Collagenase Clostridium histolyticum for Dupuytren’s contracture
- Aust Prescr 2014;37:28-35
- 1 February 2014
- DOI: 10.18773/austprescr.2014.013
Approved indication: Dupuytren’s contracture
vials containing 0.9 mg lyophilised powder for reconstitution
Australian Medicines Handbook Appendix A
Dupuytren's contracture is characterised by overproduction and deposition of fibroblasts in the hand. Longitudinal collagen cords form which cause flexion contractures. The ring finger and small finger are most commonly affected and cause considerable disability. Standard treatment is surgery to remove or release the cord, but recurrence occurs in about half of cases.
This product contains two collagenases (AUX-I and AUX-II), produced by the bacterium Clostridium histolyticum. These enzymes hydrolyse collagen and are used to dissolve the collagen cords.
Two placebo-controlled randomised trials – CORD I1 and CORD II2 – assessed the efficacy of collagenase Clostridium histolyticum in adults with Dupuytren's contracture. Patients had at least one finger contracture (with a palpable cord) of 20–100 degrees in a metacarpophalangeal joint or 20–80 degrees in a proximal interphalangeal joint. Approximately 40–50% of enrolled patients had previously had surgery for contractures. Collagenase Clostridium histolyticum 0.58 mg or placebo was injected into the affected cord. The volume of the injection depended on the joint being injected. If needed, the hand was manipulated the next day to facilitate cord disruption. In CORD I, patients were allowed up to three injections given monthly, whereas in CORD II, patients could have a maximum of eight injections over 12 months.
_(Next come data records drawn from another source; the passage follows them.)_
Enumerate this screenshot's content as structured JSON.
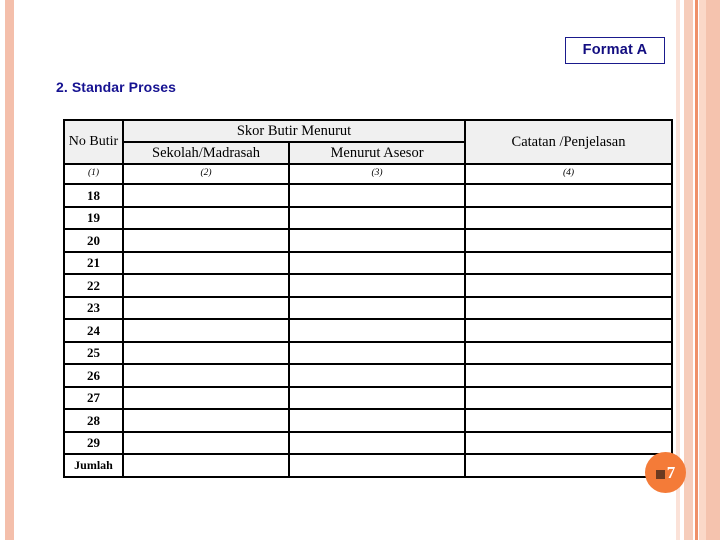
{
  "page": {
    "format_badge": "Format A",
    "section_heading": "2. Standar Proses",
    "page_number": "7"
  },
  "table": {
    "header": {
      "col_no": "No Butir",
      "group_skor": "Skor Butir Menurut",
      "sub_sekolah": "Sekolah/Madrasah",
      "sub_asesor": "Menurut Asesor",
      "col_catatan": "Catatan /Penjelasan"
    },
    "number_row": [
      "(1)",
      "(2)",
      "(3)",
      "(4)"
    ],
    "rows": [
      {
        "no": "18",
        "sekolah": "",
        "asesor": "",
        "catatan": ""
      },
      {
        "no": "19",
        "sekolah": "",
        "asesor": "",
        "catatan": ""
      },
      {
        "no": "20",
        "sekolah": "",
        "asesor": "",
        "catatan": ""
      },
      {
        "no": "21",
        "sekolah": "",
        "asesor": "",
        "catatan": ""
      },
      {
        "no": "22",
        "sekolah": "",
        "asesor": "",
        "catatan": ""
      },
      {
        "no": "23",
        "sekolah": "",
        "asesor": "",
        "catatan": ""
      },
      {
        "no": "24",
        "sekolah": "",
        "asesor": "",
        "catatan": ""
      },
      {
        "no": "25",
        "sekolah": "",
        "asesor": "",
        "catatan": ""
      },
      {
        "no": "26",
        "sekolah": "",
        "asesor": "",
        "catatan": ""
      },
      {
        "no": "27",
        "sekolah": "",
        "asesor": "",
        "catatan": ""
      },
      {
        "no": "28",
        "sekolah": "",
        "asesor": "",
        "catatan": ""
      },
      {
        "no": "29",
        "sekolah": "",
        "asesor": "",
        "catatan": ""
      },
      {
        "no": "Jumlah",
        "sekolah": "",
        "asesor": "",
        "catatan": ""
      }
    ]
  },
  "colors": {
    "heading_navy": "#161291",
    "badge_orange": "#f47b38",
    "stripe_peach": "#f4bfab",
    "header_fill": "#f0f0f0"
  }
}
Finger contracture was measured four weeks after an injection.
|CORD I trial||CORD II trial|
|Number of patients
|Proportion of patients with reduced contracture (to 5 degrees
or less) 4 weeks after last collagenase injection
In the phase III trials, recurrence rates of contracture (to at least 20 degrees) in joints that had been successfully treated with collagenase were 3.3% (28 of 838 joints) after 12 months and 42% after four years.
Injection-site reactions to collagenase were the most common events and included haemorrhage (38.2% of patients), pain (34.9%), swelling (24.5%) and tenderness (24.1%). Other common adverse events were peripheral oedema (73.5%), contusion (55%), ecchymosis (20.5%) and lymphadenopathy (13.3%).
Most patients developed antibodies to collagenase and 15% had pruritus at the injection site. Anaphylaxis is a risk with this product.
Some patients developed serious injuries to the hand as result of the injection. These included tendon rupture, ligament injury and a complex regional pain syndrome. Patients should be warned to contact their doctor if they are unable to bend their finger after the swelling goes down.
As ecchymosis and haemorrhage were common, this drug should be used with caution in patients with a bleeding disorder or those taking anticoagulants. Except low-dose aspirin, anticoagulants should not be given up to seven days before treatment. Tetracyclines have been shown to inhibit collagen degradation and should be avoided up to 14 days before a collagenase injection.
Although collagenase is undetectable in plasma following an injection into the hand, it is a category B1 pregnancy drug and its use should be postponed until after pregnancy. Caution is urged during breastfeeding.
Collagenase injections provide a convenient option for people with Dupuytren's contracture who cannot have surgery. Approximately half of patients will benefit but complications can occur and treatment has a high relapse rate. Special training is required before a doctor can administer this product.
The Transparency Score () is explained in New drugs: transparency', Vol 37 No 1, Aust Prescr 2014;37:27.